§ **PROMPT**: Scan the lines below for "screenshot" and copy the matches.

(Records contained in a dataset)
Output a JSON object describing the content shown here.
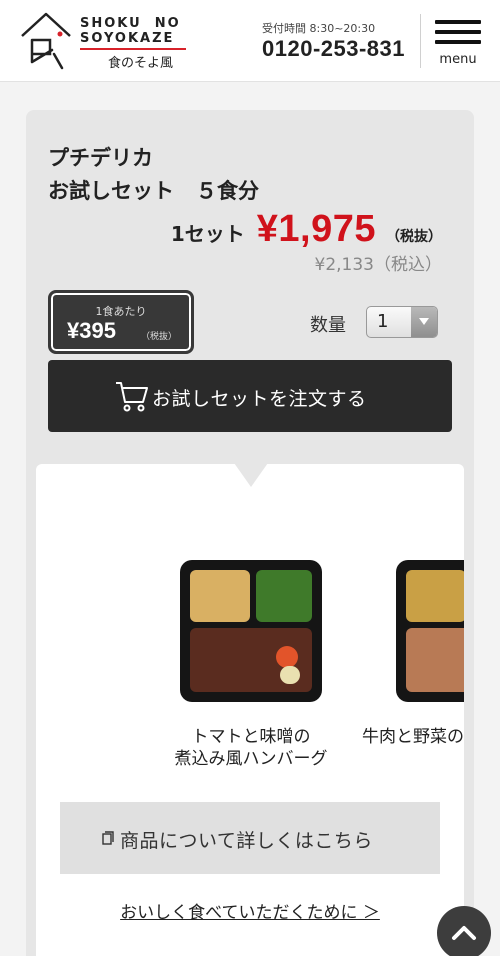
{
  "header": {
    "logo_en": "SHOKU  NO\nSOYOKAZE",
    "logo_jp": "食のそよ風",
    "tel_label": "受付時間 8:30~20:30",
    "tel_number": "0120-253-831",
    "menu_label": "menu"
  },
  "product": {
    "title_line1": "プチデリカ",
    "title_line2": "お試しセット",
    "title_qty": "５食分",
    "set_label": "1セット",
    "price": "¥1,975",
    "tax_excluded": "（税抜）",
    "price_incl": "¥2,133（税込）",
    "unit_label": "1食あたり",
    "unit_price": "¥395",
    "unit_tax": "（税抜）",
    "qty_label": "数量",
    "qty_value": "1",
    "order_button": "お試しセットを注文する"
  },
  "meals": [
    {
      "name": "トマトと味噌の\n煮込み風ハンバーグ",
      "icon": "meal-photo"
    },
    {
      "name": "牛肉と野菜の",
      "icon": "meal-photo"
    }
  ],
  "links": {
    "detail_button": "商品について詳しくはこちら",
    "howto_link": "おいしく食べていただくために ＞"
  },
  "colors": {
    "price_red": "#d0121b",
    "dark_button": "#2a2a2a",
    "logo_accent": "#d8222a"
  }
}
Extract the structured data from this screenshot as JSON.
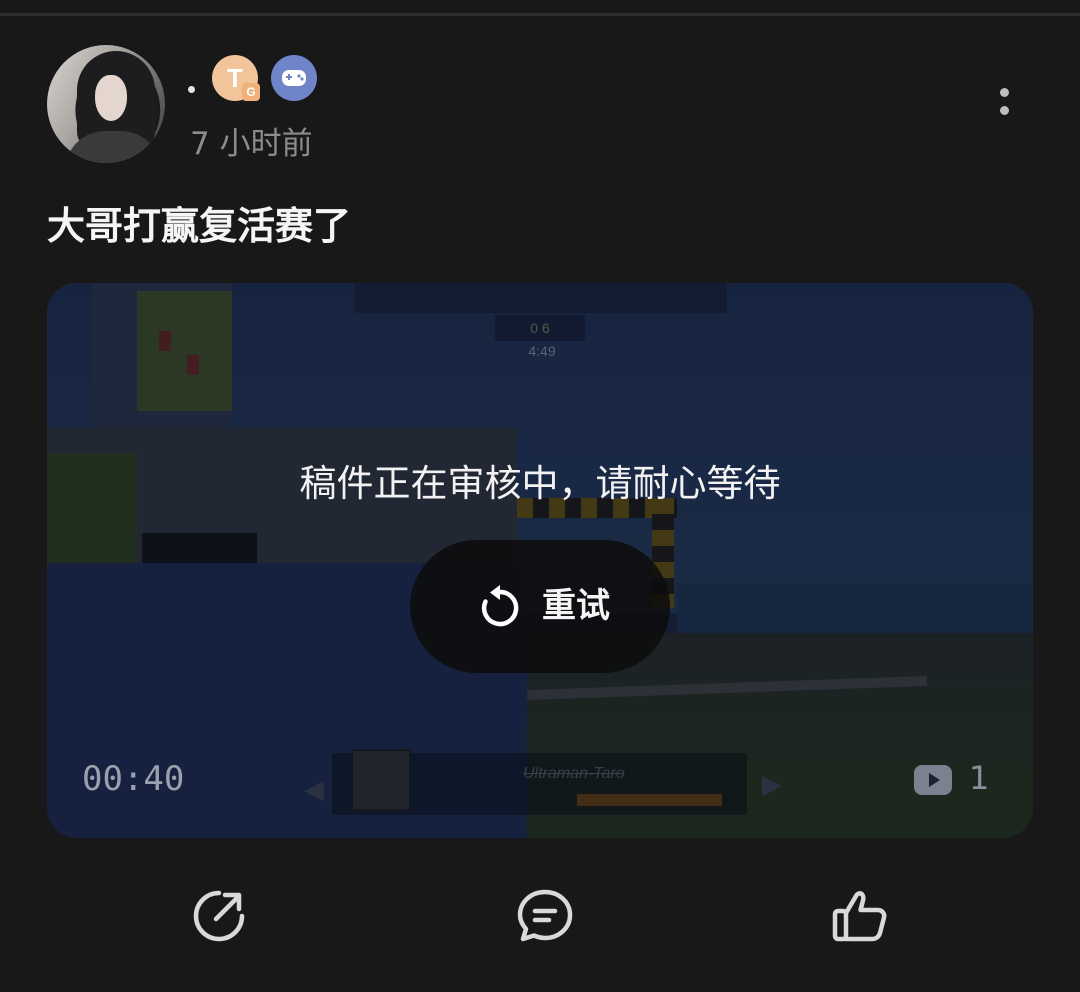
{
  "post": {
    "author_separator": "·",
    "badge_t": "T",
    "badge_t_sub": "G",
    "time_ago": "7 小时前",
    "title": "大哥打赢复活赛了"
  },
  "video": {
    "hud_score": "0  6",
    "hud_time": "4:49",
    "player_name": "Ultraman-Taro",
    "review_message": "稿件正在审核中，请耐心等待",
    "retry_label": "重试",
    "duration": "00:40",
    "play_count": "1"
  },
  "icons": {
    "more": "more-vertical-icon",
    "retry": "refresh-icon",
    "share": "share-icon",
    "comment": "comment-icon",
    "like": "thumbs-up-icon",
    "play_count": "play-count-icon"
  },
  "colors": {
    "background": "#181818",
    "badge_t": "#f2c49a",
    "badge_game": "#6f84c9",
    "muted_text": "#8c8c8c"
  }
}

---

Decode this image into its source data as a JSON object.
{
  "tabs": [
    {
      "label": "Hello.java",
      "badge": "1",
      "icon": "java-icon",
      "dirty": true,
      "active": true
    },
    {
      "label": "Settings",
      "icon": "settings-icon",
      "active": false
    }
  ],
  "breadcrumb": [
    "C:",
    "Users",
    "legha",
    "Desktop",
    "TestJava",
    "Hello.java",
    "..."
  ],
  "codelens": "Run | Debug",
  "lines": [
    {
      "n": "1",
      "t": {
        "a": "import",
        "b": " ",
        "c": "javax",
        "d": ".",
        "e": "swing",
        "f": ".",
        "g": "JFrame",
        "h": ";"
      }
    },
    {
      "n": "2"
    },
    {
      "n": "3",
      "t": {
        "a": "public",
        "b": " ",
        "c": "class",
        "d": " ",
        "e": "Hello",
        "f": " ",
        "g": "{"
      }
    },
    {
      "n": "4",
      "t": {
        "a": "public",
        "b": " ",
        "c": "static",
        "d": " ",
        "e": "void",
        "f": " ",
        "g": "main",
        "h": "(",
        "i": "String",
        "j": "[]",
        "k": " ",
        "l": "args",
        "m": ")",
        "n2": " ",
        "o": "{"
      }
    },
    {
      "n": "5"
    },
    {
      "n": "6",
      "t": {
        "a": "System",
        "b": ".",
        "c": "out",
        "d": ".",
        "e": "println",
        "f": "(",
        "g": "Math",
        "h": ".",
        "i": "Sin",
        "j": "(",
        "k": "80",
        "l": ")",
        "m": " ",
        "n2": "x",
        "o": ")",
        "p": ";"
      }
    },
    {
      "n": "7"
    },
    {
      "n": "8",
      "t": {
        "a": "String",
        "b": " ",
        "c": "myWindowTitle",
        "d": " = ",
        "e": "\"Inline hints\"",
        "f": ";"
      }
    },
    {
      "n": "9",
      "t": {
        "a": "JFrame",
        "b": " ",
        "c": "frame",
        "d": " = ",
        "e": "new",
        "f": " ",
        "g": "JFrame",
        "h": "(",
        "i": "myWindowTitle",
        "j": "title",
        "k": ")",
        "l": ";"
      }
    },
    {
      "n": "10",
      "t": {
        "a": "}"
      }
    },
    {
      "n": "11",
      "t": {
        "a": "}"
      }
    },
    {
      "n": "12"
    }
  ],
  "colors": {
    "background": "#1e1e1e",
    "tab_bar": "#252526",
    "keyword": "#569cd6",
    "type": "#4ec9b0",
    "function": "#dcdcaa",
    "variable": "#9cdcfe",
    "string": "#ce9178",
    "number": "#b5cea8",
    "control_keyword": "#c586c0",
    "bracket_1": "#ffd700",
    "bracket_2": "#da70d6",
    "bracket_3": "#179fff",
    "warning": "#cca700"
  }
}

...

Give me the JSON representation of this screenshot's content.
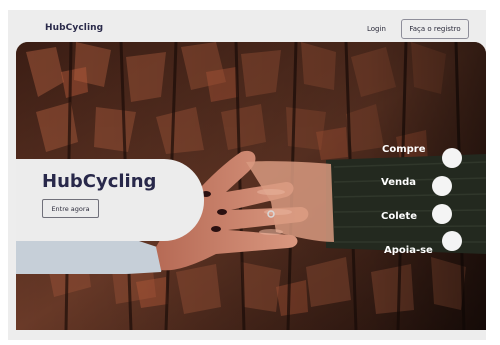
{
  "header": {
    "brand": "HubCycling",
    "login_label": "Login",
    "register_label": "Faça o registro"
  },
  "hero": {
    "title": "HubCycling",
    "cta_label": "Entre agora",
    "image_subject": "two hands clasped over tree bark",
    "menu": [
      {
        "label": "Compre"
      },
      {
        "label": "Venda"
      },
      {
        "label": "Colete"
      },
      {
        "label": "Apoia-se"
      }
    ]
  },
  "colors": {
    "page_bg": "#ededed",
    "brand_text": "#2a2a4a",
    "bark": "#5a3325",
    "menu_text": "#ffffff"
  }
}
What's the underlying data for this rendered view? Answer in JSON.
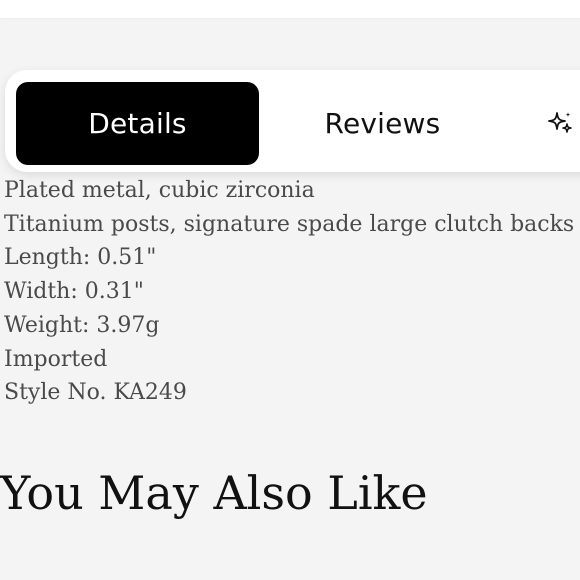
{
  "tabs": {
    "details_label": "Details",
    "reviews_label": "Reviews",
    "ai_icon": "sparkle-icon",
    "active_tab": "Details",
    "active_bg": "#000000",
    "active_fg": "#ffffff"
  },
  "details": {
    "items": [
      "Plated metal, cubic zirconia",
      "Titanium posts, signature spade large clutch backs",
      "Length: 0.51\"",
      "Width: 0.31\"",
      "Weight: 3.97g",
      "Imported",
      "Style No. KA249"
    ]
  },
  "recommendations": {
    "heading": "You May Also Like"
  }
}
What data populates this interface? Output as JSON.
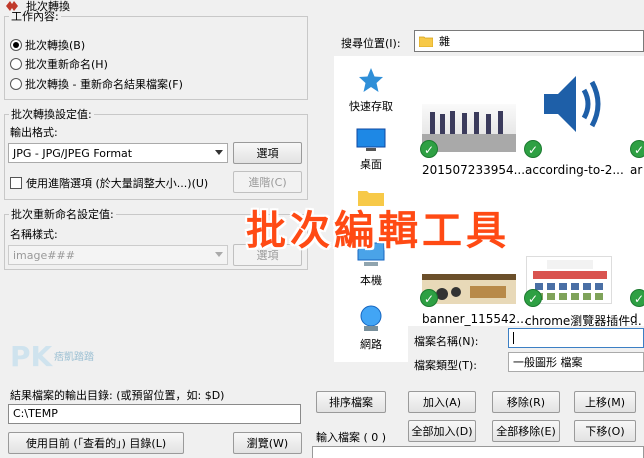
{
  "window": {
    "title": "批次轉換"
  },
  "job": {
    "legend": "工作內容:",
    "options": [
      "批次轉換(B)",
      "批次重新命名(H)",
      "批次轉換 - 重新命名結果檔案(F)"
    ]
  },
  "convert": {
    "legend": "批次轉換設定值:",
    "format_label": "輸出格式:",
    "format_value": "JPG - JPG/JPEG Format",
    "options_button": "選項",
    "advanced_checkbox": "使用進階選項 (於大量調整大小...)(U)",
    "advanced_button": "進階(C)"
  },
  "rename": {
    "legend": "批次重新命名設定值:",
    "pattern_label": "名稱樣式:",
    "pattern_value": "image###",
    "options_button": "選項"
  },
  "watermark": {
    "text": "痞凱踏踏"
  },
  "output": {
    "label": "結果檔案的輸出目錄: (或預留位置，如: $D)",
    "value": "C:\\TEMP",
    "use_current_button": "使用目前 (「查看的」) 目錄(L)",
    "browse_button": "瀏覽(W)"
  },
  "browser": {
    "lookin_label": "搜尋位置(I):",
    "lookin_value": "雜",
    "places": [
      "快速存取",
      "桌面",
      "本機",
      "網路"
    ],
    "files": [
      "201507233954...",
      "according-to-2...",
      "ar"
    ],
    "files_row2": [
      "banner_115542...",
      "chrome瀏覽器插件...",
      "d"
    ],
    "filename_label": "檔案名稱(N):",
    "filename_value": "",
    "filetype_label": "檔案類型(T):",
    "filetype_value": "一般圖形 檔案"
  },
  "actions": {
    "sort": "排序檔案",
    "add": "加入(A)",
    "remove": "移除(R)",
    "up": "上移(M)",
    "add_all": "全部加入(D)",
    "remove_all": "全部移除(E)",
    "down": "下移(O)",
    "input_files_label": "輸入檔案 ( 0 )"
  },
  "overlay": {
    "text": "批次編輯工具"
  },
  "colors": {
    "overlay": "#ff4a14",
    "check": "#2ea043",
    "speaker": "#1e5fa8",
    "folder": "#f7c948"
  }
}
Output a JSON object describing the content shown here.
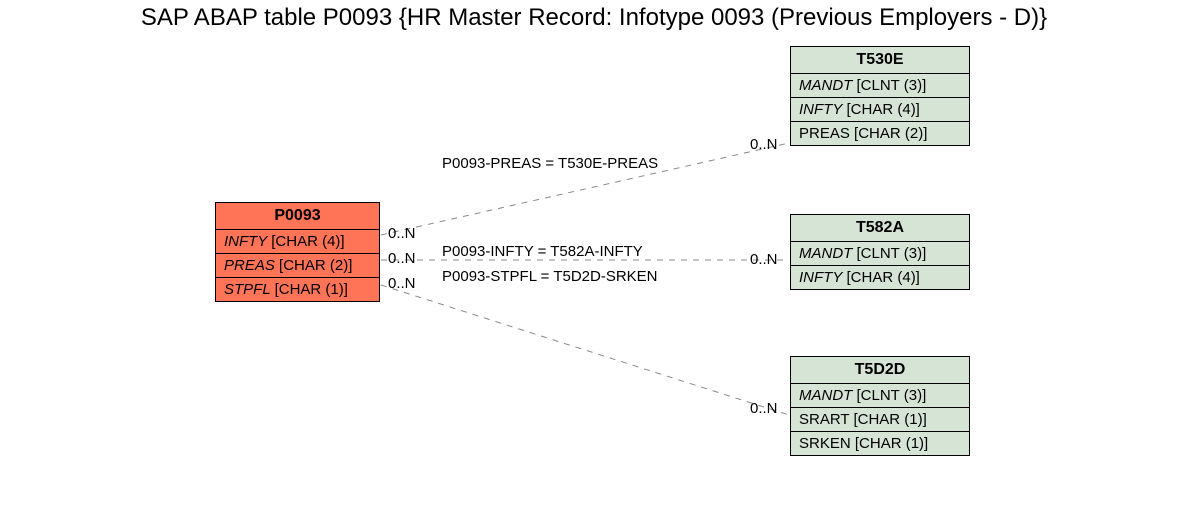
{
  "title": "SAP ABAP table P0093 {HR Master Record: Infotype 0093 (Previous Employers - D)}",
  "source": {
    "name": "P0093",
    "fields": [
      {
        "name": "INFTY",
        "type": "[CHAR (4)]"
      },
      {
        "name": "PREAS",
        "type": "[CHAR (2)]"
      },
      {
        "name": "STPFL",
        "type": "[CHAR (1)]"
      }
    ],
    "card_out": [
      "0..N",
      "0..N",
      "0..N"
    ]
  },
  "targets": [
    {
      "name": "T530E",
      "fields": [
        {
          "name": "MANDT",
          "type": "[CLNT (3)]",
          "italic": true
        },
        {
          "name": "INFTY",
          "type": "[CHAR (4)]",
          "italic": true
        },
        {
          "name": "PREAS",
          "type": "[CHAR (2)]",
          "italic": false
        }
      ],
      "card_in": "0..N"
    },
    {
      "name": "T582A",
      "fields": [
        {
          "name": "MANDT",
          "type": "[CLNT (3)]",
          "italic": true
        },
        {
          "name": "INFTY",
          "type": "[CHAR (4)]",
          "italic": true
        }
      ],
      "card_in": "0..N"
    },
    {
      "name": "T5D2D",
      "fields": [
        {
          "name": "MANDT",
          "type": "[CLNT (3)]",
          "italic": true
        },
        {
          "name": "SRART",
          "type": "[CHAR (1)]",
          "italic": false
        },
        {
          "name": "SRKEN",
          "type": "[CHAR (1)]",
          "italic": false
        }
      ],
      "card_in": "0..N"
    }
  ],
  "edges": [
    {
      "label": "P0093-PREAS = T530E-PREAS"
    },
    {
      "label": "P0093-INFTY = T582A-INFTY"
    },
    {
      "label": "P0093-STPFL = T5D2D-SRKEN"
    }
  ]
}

§ **SOLUTION TO THE EXERCISE**:
Extract the structured data from this screenshot as JSON.
Give me the JSON representation of this screenshot's content.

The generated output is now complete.